Maggie May said...

Possible and probably somewhat inevitable. Love to you.

Anil P said...

To the road we once took, each one of us will return, by another road.

And the freshness will be ours, all over again.

Relyn said...

I know just what you mean. I love my life and would choose it again and again. But still...

Oh, I long for years and years and years - many, many different lives.

Barrie said...

My 16 y.o. just got back from a week-long school trip to visits college campuses. I was so jealous. So, I know exactly what you're talking about.

Lucy said...

This, and then Anil's comment, bring a lump to my throat.

Possible and desirable too, I think. I don't think I've ever been so intensely aware of how sweet youth can be, and how quickly it flies. I think perhaps I enjoy seeing it more in others now than I did when I had it, and I do see and know some very, very lovely young people, I'm happy to say. So be it.

Friko said...

Having it all? Isn't that what we were promised? All roads leading to happiness?

It didn't turn out to be true but who cares, all would be far too much anyway. enjoy what you have to the full. Eternal youth is much overrated, it is only when you have left youth behind you that you have the confidence to be truly yourself and if that includes dancing all night, so much the better.

melinda said...

First time reading/visiting your blog. Very lovely. I don't regret the path I have taken...but I wish for those days of knowing that almost any path was still open to me. or that I could still change directions at anytime. The older I get, I realize the realities of time, resources and responsibilities. Feel that twinge watching my 20 year old...

Polly said...
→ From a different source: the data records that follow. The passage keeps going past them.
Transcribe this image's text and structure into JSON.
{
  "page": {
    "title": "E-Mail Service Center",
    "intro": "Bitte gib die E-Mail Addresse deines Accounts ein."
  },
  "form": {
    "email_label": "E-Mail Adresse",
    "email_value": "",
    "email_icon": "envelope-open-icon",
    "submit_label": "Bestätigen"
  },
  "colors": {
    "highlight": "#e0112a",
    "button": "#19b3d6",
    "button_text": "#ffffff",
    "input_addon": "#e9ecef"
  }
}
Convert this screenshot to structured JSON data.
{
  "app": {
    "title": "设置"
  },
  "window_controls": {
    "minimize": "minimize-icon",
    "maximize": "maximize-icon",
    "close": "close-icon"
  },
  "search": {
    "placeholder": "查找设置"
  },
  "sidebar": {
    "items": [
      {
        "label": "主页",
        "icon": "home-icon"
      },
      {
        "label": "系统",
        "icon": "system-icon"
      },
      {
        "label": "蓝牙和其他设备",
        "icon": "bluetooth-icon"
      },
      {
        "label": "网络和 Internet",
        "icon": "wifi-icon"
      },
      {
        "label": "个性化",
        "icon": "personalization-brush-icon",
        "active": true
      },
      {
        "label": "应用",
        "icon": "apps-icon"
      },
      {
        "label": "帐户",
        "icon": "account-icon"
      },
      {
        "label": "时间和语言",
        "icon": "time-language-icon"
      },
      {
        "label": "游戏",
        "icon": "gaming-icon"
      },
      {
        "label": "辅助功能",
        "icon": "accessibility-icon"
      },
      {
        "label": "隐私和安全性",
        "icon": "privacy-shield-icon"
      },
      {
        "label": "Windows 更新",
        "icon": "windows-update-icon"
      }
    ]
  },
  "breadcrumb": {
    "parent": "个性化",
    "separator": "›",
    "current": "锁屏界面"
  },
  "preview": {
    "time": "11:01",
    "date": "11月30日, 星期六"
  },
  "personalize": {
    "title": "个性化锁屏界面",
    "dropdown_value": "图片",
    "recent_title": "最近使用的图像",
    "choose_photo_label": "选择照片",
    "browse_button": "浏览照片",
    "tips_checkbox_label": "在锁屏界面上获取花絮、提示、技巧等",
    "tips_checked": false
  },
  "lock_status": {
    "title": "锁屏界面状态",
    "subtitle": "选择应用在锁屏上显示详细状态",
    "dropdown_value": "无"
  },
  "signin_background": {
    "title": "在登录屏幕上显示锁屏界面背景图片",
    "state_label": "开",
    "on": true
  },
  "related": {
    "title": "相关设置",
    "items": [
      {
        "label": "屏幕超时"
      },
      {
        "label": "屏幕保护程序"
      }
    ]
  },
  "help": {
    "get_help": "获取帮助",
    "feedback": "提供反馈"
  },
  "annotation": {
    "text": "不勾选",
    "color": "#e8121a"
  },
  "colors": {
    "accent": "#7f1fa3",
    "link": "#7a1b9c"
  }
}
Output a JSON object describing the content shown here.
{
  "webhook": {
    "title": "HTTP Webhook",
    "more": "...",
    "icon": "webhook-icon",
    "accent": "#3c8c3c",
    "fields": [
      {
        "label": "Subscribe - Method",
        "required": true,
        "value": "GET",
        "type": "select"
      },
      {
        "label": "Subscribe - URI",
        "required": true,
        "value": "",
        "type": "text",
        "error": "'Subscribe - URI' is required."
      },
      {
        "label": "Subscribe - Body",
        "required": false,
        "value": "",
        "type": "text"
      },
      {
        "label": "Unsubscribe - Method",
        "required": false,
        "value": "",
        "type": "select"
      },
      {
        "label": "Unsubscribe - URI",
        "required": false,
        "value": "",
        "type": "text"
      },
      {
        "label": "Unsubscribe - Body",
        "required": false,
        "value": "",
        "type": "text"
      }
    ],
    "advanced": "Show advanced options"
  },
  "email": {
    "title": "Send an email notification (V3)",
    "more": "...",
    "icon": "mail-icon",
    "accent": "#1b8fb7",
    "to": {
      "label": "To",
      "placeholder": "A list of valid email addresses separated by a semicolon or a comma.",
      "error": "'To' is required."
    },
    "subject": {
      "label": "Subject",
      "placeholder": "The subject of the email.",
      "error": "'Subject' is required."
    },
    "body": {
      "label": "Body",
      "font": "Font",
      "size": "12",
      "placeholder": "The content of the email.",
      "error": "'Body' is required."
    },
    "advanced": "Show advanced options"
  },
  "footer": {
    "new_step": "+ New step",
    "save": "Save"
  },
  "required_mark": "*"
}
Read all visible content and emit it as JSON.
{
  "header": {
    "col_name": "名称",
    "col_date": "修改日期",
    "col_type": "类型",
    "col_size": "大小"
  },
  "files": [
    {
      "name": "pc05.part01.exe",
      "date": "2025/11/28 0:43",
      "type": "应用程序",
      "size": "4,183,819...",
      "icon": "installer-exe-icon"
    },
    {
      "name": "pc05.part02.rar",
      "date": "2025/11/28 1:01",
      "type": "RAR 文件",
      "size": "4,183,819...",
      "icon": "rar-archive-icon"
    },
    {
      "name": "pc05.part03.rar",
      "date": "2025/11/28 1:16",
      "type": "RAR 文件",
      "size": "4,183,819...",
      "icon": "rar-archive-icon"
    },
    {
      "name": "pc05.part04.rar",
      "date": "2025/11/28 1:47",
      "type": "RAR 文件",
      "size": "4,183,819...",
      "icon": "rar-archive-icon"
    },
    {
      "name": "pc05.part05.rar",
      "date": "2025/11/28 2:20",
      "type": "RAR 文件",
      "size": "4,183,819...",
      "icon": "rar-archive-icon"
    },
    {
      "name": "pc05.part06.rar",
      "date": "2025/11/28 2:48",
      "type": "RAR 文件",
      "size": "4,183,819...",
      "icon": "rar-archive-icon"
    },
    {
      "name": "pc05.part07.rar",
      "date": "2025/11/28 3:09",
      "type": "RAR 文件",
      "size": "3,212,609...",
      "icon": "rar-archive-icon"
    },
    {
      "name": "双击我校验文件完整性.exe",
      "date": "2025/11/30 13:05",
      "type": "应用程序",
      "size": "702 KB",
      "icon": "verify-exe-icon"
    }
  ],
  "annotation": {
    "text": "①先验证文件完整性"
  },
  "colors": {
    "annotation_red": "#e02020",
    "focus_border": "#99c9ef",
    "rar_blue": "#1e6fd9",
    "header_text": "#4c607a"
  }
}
Sorry I'm so late with this comment but let me add to this and say that I agree, too. I wouldn't want to be that age again, I hated myself then, but I really wish I had the road-not-taken ahead of me. I probably wouldn't appreciated, as I didn't when I was a teenager, but mabe Fate would push me in a different direction.
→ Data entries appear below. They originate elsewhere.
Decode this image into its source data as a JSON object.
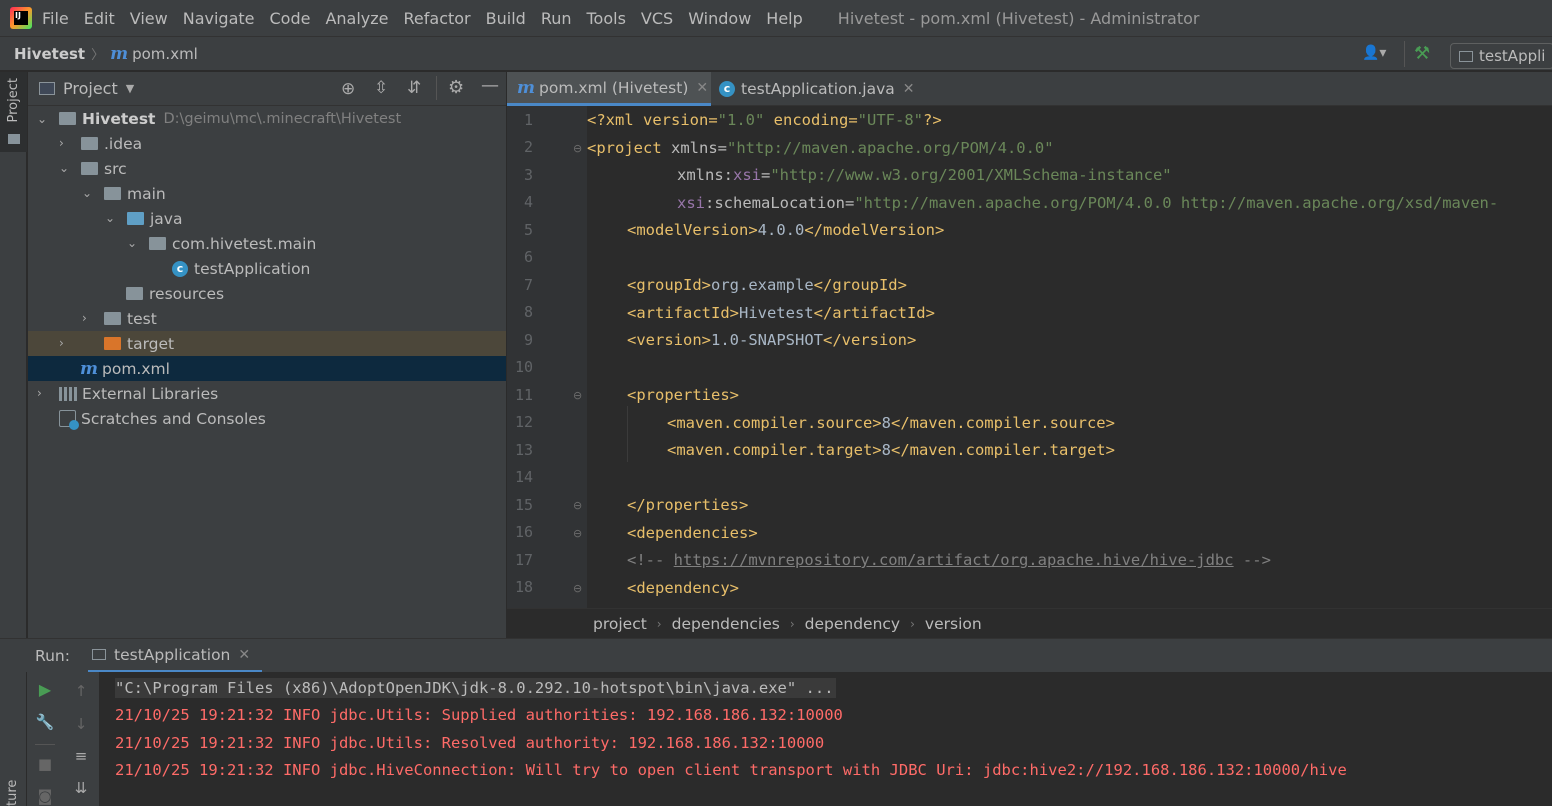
{
  "menubar": {
    "items": [
      "File",
      "Edit",
      "View",
      "Navigate",
      "Code",
      "Analyze",
      "Refactor",
      "Build",
      "Run",
      "Tools",
      "VCS",
      "Window",
      "Help"
    ],
    "window_title": "Hivetest - pom.xml (Hivetest) - Administrator"
  },
  "navbar": {
    "project": "Hivetest",
    "file": "pom.xml",
    "run_config": "testAppli"
  },
  "left_strip": {
    "project_tab": "Project",
    "structure_tab": "ture"
  },
  "project_panel": {
    "title": "Project",
    "tree": [
      {
        "label": "Hivetest",
        "path": "D:\\geimu\\mc\\.minecraft\\Hivetest"
      },
      {
        "label": ".idea"
      },
      {
        "label": "src"
      },
      {
        "label": "main"
      },
      {
        "label": "java"
      },
      {
        "label": "com.hivetest.main"
      },
      {
        "label": "testApplication"
      },
      {
        "label": "resources"
      },
      {
        "label": "test"
      },
      {
        "label": "target"
      },
      {
        "label": "pom.xml"
      },
      {
        "label": "External Libraries"
      },
      {
        "label": "Scratches and Consoles"
      }
    ]
  },
  "editor": {
    "tabs": [
      {
        "label": "pom.xml (Hivetest)",
        "active": true
      },
      {
        "label": "testApplication.java",
        "active": false
      }
    ],
    "line_numbers": [
      "1",
      "2",
      "3",
      "4",
      "5",
      "6",
      "7",
      "8",
      "9",
      "10",
      "11",
      "12",
      "13",
      "14",
      "15",
      "16",
      "17",
      "18"
    ],
    "breadcrumbs": [
      "project",
      "dependencies",
      "dependency",
      "version"
    ],
    "code": {
      "l1_a": "<?xml version=",
      "l1_b": "\"1.0\"",
      "l1_c": " encoding=",
      "l1_d": "\"UTF-8\"",
      "l1_e": "?>",
      "l2_a": "<project",
      "l2_b": " xmlns=",
      "l2_c": "\"http://maven.apache.org/POM/4.0.0\"",
      "l3_a": "xmlns:",
      "l3_b": "xsi",
      "l3_c": "=",
      "l3_d": "\"http://www.w3.org/2001/XMLSchema-instance\"",
      "l4_a": "xsi",
      "l4_b": ":schemaLocation=",
      "l4_c": "\"http://maven.apache.org/POM/4.0.0 http://maven.apache.org/xsd/maven-",
      "l5_a": "<modelVersion>",
      "l5_b": "4.0.0",
      "l5_c": "</modelVersion>",
      "l7_a": "<groupId>",
      "l7_b": "org.example",
      "l7_c": "</groupId>",
      "l8_a": "<artifactId>",
      "l8_b": "Hivetest",
      "l8_c": "</artifactId>",
      "l9_a": "<version>",
      "l9_b": "1.0-SNAPSHOT",
      "l9_c": "</version>",
      "l11": "<properties>",
      "l12_a": "<maven.compiler.source>",
      "l12_b": "8",
      "l12_c": "</maven.compiler.source>",
      "l13_a": "<maven.compiler.target>",
      "l13_b": "8",
      "l13_c": "</maven.compiler.target>",
      "l15": "</properties>",
      "l16": "<dependencies>",
      "l17_a": "<!-- ",
      "l17_b": "https://mvnrepository.com/artifact/org.apache.hive/hive-jdbc",
      "l17_c": " -->",
      "l18": "<dependency>"
    }
  },
  "run_panel": {
    "label": "Run:",
    "tab": "testApplication",
    "console_lines": [
      "\"C:\\Program Files (x86)\\AdoptOpenJDK\\jdk-8.0.292.10-hotspot\\bin\\java.exe\" ...",
      "21/10/25 19:21:32 INFO jdbc.Utils: Supplied authorities: 192.168.186.132:10000",
      "21/10/25 19:21:32 INFO jdbc.Utils: Resolved authority: 192.168.186.132:10000",
      "21/10/25 19:21:32 INFO jdbc.HiveConnection: Will try to open client transport with JDBC Uri: jdbc:hive2://192.168.186.132:10000/hive"
    ]
  },
  "colors": {
    "console_error": "#ff6b68",
    "console_cmd": "#bbbbbb",
    "selection": "#0d293e",
    "target_highlight": "#4c473a"
  }
}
Lovely post, lovely thoughts and gorgeous matching photos!

herhimnbryn said...

I don't think I want to be that age again. I still had so much to learn. However, as I've aged my confidence has grown. Mind you I still have much to learn!

Nancy said...

Yeah, I think it's possible. I don't miss the insecurity, but I sure miss the body.

Bee said...

Thank you, lovely readers, for these thoughtful and always-interesting comments.

Sadly, youth is often stricken by anxiety and insecurity. Mine was, at least. If only we could have a do-over with the benefit of accumulated experience and wisdom and self-knowledge!